Restock the government’s cadre of arms control experts. Given all the experienced arms control experts and diplomats who left government during the Trump administration, there will be a need to woo back a new generation of diplomats and scientists to join the mission to mitigate nuclear dangers. Alexandra Bell, senior policy director at the Center for Arms Control and Nonproliferation, says younger people like herself are not burdened by “old grudges” between Russia and United States and can think more creatively about problem-solving.

Rebuild a coalition in support of nuclear risk reduction. It would help to build a constituency in Congress, among Americans, in foreign countries, and the expert and business communities in support of these steps and a world without nuclear weapons. In theory, there is sympathy in the United States for the global zero vision. Americans consider the spread of nuclear weapons among the top threats to the nation’s well-being, after coronavirus disease and terrorism, according to a March 2020 poll by the Pew Research Center. Yet, public support alone does not motivate elected officials in Congress to act. “I don’t think they know what nuclear weapons can do,” activist Jerry Brown, the former Democratic governor of California said recently. “If you go to Congress, there is very little interest in nuclear weapons.”

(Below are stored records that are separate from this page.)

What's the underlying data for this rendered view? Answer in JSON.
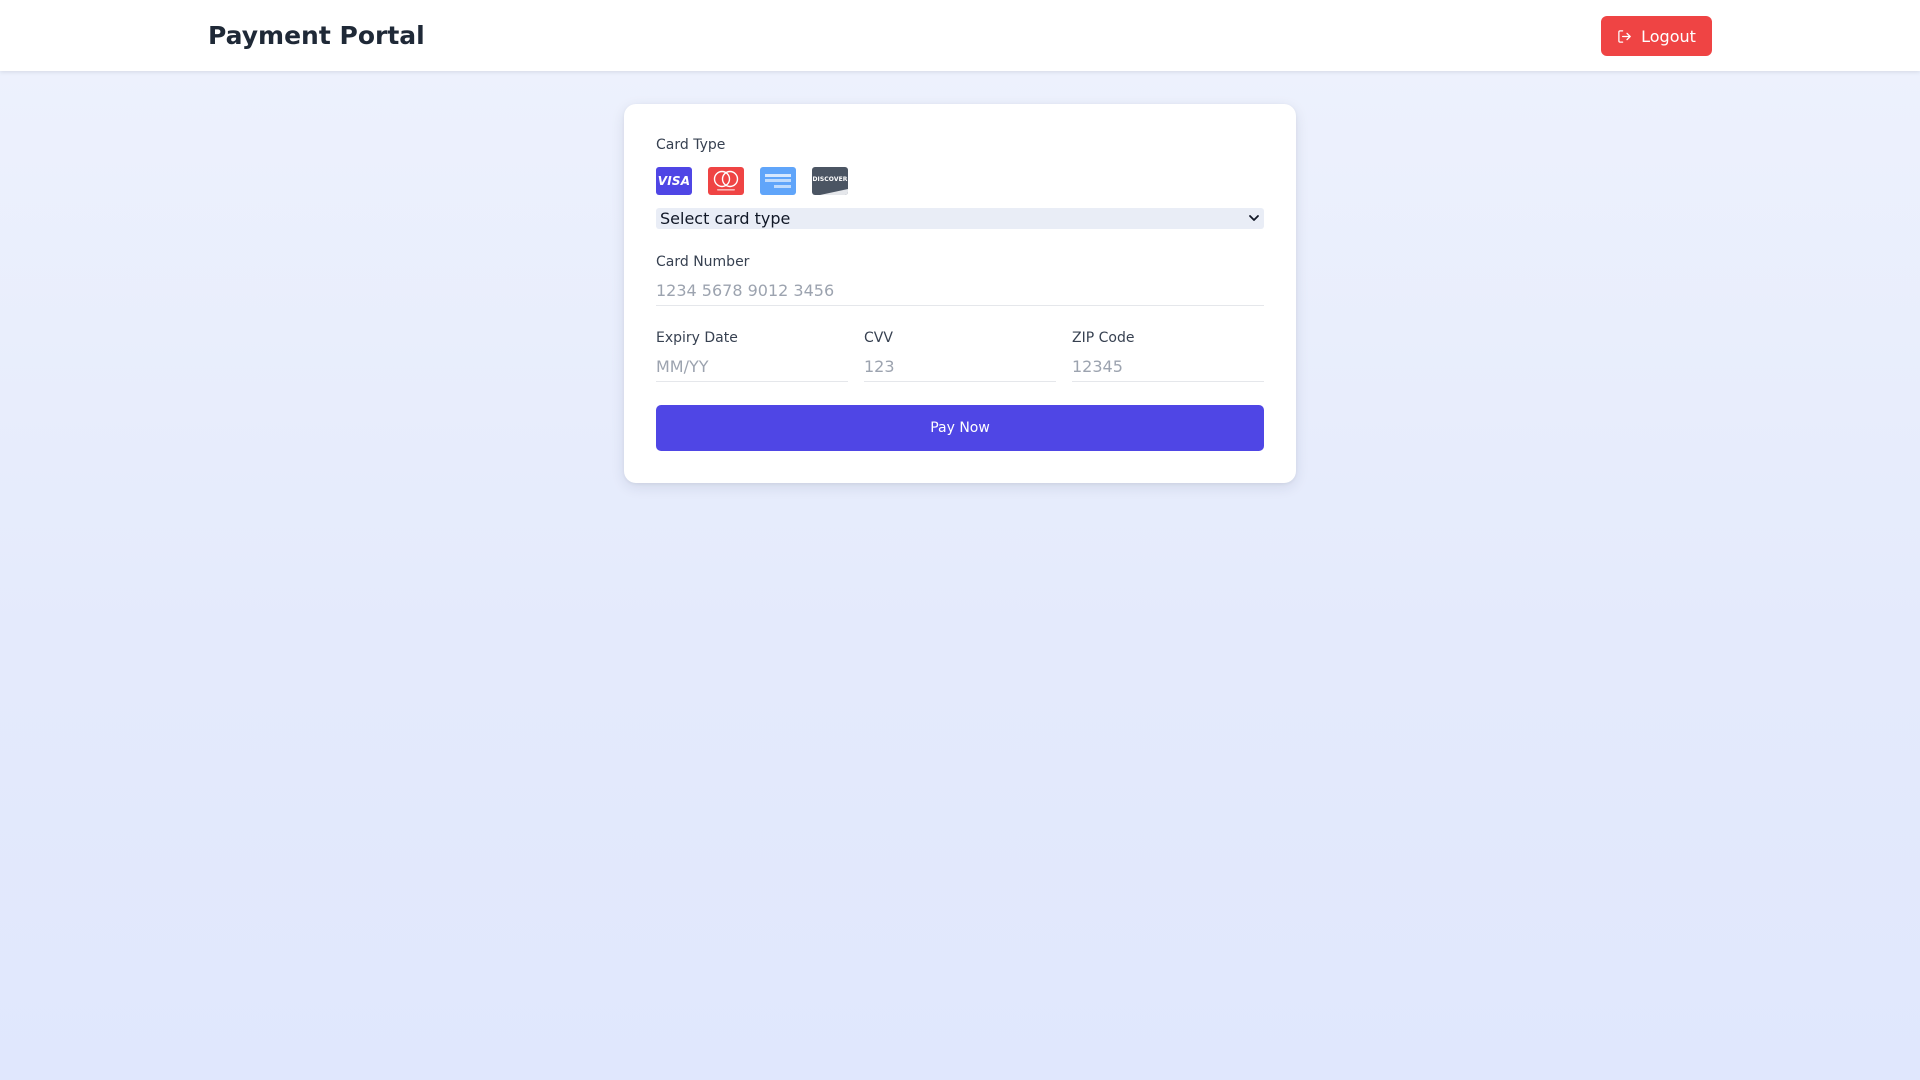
{
  "header": {
    "title": "Payment Portal",
    "logout_label": "Logout",
    "logout_icon": "logout-icon"
  },
  "form": {
    "card_type_label": "Card Type",
    "card_brands": [
      {
        "name": "VISA",
        "color": "#4f46e5"
      },
      {
        "name": "Mastercard",
        "color": "#ef4444"
      },
      {
        "name": "American Express",
        "color": "#60a5fa"
      },
      {
        "name": "DISCOVER",
        "color": "#4b5563"
      }
    ],
    "card_type_select": {
      "selected": "Select card type"
    },
    "card_number": {
      "label": "Card Number",
      "placeholder": "1234 5678 9012 3456"
    },
    "expiry": {
      "label": "Expiry Date",
      "placeholder": "MM/YY"
    },
    "cvv": {
      "label": "CVV",
      "placeholder": "123"
    },
    "zip": {
      "label": "ZIP Code",
      "placeholder": "12345"
    },
    "submit_label": "Pay Now"
  },
  "colors": {
    "accent": "#4f46e5",
    "danger": "#ef4444",
    "page_bg": "#e6ecfc"
  }
}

The outcome of the U.S. election and the actions taken in the next few years by the United States, Congress, and the American people, as well as other concerned leaders and citizens around the globe, will determine whether we continue to live under what President John Kennedy called “the nuclear sword of Damocles” for another 75 years or whether we find a way to remove ourselves from the dangers posed by nuclear weapons.



1. Hans M. Kristensen and Matt Korda, “Status of World Nuclear Forces,” Federation of American Scientists, April 2020,

2. 2000 Review Conference of the Parties to the Treaty on the Non-Proliferation of Nuclear Weapons, “Final Document,” NPT/CONF.2000/28 (Parts I and II), 2000, p. 14.

3. John Hudson and Paul Sonne, “Trump Administration Discussed Conducting First U.S. Nuclear Test in Decades,” The Washington Post, May 22, 2020.

4. George P. Shultz, William J. Perry, Henry A. Kissinger, and Sam Nunn, "A World Free of Nuclear Weapons," The Wall Street Journal, January 4, 2007.

5. Office of the Press Secretary, The White House, “Remarks by President Barack Obama—Hradcany Square, Prague, Czech Republic,” April 5, 2009,

6. For the current status, see International Campaign to Abolish Nuclear Weapons, “Signature and Ratification Status,” n.d., (accessed June 24, 2020).

7. Hudson Institute, “Special Presidential Envoy Marshall Billingslea on the Future of Arms Control: Transcript,” May 21, 2020,

8. Commonwealth Club, “Reducing Nuclear Weapons: Stopping the War That No One Wants,” podcast, May 20, 2020,

9. To learn more, see Global Zero, “We Have a Plan,” n.d., (accessed June 24, 2020).

10. Kristensen and Korda, “Status of World Nuclear Forces.”


Carol Giacomo was a member of The New York Times editorial board from 2007 to 2020, writing about all major foreign and defense issues, including nuclear weapons, Iran, Iraq, and Afghanistan. Before that, she was diplomatic correspondent for Reuters in Washington, covering foreign policy for more than two decades and traveling to more than 100 countries with eight secretaries of state.